(Interface dataset entries)
┌──
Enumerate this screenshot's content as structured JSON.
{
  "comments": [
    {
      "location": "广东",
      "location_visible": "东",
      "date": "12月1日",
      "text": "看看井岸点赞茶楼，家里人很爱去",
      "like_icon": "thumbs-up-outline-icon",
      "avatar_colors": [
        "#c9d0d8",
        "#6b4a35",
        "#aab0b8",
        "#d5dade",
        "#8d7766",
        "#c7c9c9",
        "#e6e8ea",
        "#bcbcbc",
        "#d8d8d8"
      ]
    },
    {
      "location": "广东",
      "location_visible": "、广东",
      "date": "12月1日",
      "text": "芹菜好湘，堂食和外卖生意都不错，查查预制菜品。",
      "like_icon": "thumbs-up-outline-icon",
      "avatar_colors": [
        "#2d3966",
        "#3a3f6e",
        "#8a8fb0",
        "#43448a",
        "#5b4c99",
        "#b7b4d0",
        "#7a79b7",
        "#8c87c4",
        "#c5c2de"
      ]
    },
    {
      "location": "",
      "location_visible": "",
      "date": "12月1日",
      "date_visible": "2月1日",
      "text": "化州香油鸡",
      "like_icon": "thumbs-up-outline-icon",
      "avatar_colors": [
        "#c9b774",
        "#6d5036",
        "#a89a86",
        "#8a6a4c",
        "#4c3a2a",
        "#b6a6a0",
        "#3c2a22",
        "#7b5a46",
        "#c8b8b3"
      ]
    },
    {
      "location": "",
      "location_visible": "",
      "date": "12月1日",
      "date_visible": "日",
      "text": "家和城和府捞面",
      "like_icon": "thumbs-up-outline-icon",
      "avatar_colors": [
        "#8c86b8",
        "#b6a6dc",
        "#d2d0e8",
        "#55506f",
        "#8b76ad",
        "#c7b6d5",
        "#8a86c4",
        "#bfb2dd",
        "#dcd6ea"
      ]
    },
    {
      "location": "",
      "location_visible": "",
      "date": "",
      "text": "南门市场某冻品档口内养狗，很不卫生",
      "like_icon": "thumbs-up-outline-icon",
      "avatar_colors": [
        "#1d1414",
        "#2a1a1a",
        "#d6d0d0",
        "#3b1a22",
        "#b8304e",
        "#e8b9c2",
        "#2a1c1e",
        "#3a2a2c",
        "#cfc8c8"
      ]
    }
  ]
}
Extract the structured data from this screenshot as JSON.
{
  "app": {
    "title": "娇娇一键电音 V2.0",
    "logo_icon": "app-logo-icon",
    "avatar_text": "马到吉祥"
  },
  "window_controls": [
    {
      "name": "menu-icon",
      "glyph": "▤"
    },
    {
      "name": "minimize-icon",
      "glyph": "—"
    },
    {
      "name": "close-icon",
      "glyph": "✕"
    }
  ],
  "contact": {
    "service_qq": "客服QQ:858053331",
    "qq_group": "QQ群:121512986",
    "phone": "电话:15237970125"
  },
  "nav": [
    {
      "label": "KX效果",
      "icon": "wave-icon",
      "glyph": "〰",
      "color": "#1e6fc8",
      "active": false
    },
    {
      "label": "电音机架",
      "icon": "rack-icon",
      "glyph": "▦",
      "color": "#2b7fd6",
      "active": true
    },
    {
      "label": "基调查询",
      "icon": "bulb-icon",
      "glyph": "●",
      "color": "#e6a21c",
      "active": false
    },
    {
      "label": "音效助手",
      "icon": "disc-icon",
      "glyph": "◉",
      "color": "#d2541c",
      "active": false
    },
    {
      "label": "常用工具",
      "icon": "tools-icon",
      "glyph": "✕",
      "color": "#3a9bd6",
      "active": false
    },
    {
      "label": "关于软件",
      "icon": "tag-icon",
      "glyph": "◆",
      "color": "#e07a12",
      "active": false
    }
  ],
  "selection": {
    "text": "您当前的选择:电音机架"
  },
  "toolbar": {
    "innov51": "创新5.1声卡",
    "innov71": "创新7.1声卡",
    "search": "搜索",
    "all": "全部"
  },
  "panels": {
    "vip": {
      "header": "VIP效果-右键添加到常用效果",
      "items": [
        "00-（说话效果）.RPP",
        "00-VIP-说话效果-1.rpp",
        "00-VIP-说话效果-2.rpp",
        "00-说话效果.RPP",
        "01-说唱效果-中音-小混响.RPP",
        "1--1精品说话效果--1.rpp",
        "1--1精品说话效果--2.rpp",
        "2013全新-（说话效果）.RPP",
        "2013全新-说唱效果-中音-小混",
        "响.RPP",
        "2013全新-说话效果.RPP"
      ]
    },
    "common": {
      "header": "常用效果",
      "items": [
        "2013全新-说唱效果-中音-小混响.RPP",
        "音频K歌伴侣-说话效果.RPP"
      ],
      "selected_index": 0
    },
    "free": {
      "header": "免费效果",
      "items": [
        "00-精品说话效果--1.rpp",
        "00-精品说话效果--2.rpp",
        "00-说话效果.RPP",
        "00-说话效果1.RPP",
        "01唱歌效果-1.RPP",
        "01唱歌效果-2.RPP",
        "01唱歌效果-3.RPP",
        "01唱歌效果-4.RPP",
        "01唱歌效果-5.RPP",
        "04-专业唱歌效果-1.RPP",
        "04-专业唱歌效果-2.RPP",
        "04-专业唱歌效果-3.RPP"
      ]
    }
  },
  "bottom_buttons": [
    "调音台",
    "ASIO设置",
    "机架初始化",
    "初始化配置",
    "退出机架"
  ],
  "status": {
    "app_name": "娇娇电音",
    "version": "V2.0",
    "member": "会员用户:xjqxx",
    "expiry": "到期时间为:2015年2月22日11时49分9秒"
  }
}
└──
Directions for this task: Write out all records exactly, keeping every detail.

Exercise solution:
Enumerate this screenshot's content as structured JSON.
{
  "comments": [
    {
      "location": "广东",
      "location_visible": "东",
      "date": "12月1日",
      "text": "看看井岸点赞茶楼，家里人很爱去",
      "like_icon": "thumbs-up-outline-icon",
      "avatar_colors": [
        "#c9d0d8",
        "#6b4a35",
        "#aab0b8",
        "#d5dade",
        "#8d7766",
        "#c7c9c9",
        "#e6e8ea",
        "#bcbcbc",
        "#d8d8d8"
      ]
    },
    {
      "location": "广东",
      "location_visible": "、广东",
      "date": "12月1日",
      "text": "芹菜好湘，堂食和外卖生意都不错，查查预制菜品。",
      "like_icon": "thumbs-up-outline-icon",
      "avatar_colors": [
        "#2d3966",
        "#3a3f6e",
        "#8a8fb0",
        "#43448a",
        "#5b4c99",
        "#b7b4d0",
        "#7a79b7",
        "#8c87c4",
        "#c5c2de"
      ]
    },
    {
      "location": "",
      "location_visible": "",
      "date": "12月1日",
      "date_visible": "2月1日",
      "text": "化州香油鸡",
      "like_icon": "thumbs-up-outline-icon",
      "avatar_colors": [
        "#c9b774",
        "#6d5036",
        "#a89a86",
        "#8a6a4c",
        "#4c3a2a",
        "#b6a6a0",
        "#3c2a22",
        "#7b5a46",
        "#c8b8b3"
      ]
    },
    {
      "location": "",
      "location_visible": "",
      "date": "12月1日",
      "date_visible": "日",
      "text": "家和城和府捞面",
      "like_icon": "thumbs-up-outline-icon",
      "avatar_colors": [
        "#8c86b8",
        "#b6a6dc",
        "#d2d0e8",
        "#55506f",
        "#8b76ad",
        "#c7b6d5",
        "#8a86c4",
        "#bfb2dd",
        "#dcd6ea"
      ]
    },
    {
      "location": "",
      "location_visible": "",
      "date": "",
      "text": "南门市场某冻品档口内养狗，很不卫生",
      "like_icon": "thumbs-up-outline-icon",
      "avatar_colors": [
        "#1d1414",
        "#2a1a1a",
        "#d6d0d0",
        "#3b1a22",
        "#b8304e",
        "#e8b9c2",
        "#2a1c1e",
        "#3a2a2c",
        "#cfc8c8"
      ]
    }
  ]
}
Extract the structured data from this screenshot as JSON.
{
  "app": {
    "title": "娇娇一键电音 V2.0",
    "logo_icon": "app-logo-icon",
    "avatar_text": "马到吉祥"
  },
  "window_controls": [
    {
      "name": "menu-icon",
      "glyph": "▤"
    },
    {
      "name": "minimize-icon",
      "glyph": "—"
    },
    {
      "name": "close-icon",
      "glyph": "✕"
    }
  ],
  "contact": {
    "service_qq": "客服QQ:858053331",
    "qq_group": "QQ群:121512986",
    "phone": "电话:15237970125"
  },
  "nav": [
    {
      "label": "KX效果",
      "icon": "wave-icon",
      "glyph": "〰",
      "color": "#1e6fc8",
      "active": false
    },
    {
      "label": "电音机架",
      "icon": "rack-icon",
      "glyph": "▦",
      "color": "#2b7fd6",
      "active": true
    },
    {
      "label": "基调查询",
      "icon": "bulb-icon",
      "glyph": "●",
      "color": "#e6a21c",
      "active": false
    },
    {
      "label": "音效助手",
      "icon": "disc-icon",
      "glyph": "◉",
      "color": "#d2541c",
      "active": false
    },
    {
      "label": "常用工具",
      "icon": "tools-icon",
      "glyph": "✕",
      "color": "#3a9bd6",
      "active": false
    },
    {
      "label": "关于软件",
      "icon": "tag-icon",
      "glyph": "◆",
      "color": "#e07a12",
      "active": false
    }
  ],
  "selection": {
    "text": "您当前的选择:电音机架"
  },
  "toolbar": {
    "innov51": "创新5.1声卡",
    "innov71": "创新7.1声卡",
    "search": "搜索",
    "all": "全部"
  },
  "panels": {
    "vip": {
      "header": "VIP效果-右键添加到常用效果",
      "items": [
        "00-（说话效果）.RPP",
        "00-VIP-说话效果-1.rpp",
        "00-VIP-说话效果-2.rpp",
        "00-说话效果.RPP",
        "01-说唱效果-中音-小混响.RPP",
        "1--1精品说话效果--1.rpp",
        "1--1精品说话效果--2.rpp",
        "2013全新-（说话效果）.RPP",
        "2013全新-说唱效果-中音-小混",
        "响.RPP",
        "2013全新-说话效果.RPP"
      ]
    },
    "common": {
      "header": "常用效果",
      "items": [
        "2013全新-说唱效果-中音-小混响.RPP",
        "音频K歌伴侣-说话效果.RPP"
      ],
      "selected_index": 0
    },
    "free": {
      "header": "免费效果",
      "items": [
        "00-精品说话效果--1.rpp",
        "00-精品说话效果--2.rpp",
        "00-说话效果.RPP",
        "00-说话效果1.RPP",
        "01唱歌效果-1.RPP",
        "01唱歌效果-2.RPP",
        "01唱歌效果-3.RPP",
        "01唱歌效果-4.RPP",
        "01唱歌效果-5.RPP",
        "04-专业唱歌效果-1.RPP",
        "04-专业唱歌效果-2.RPP",
        "04-专业唱歌效果-3.RPP"
      ]
    }
  },
  "bottom_buttons": [
    "调音台",
    "ASIO设置",
    "机架初始化",
    "初始化配置",
    "退出机架"
  ],
  "status": {
    "app_name": "娇娇电音",
    "version": "V2.0",
    "member": "会员用户:xjqxx",
    "expiry": "到期时间为:2015年2月22日11时49分9秒"
  }
}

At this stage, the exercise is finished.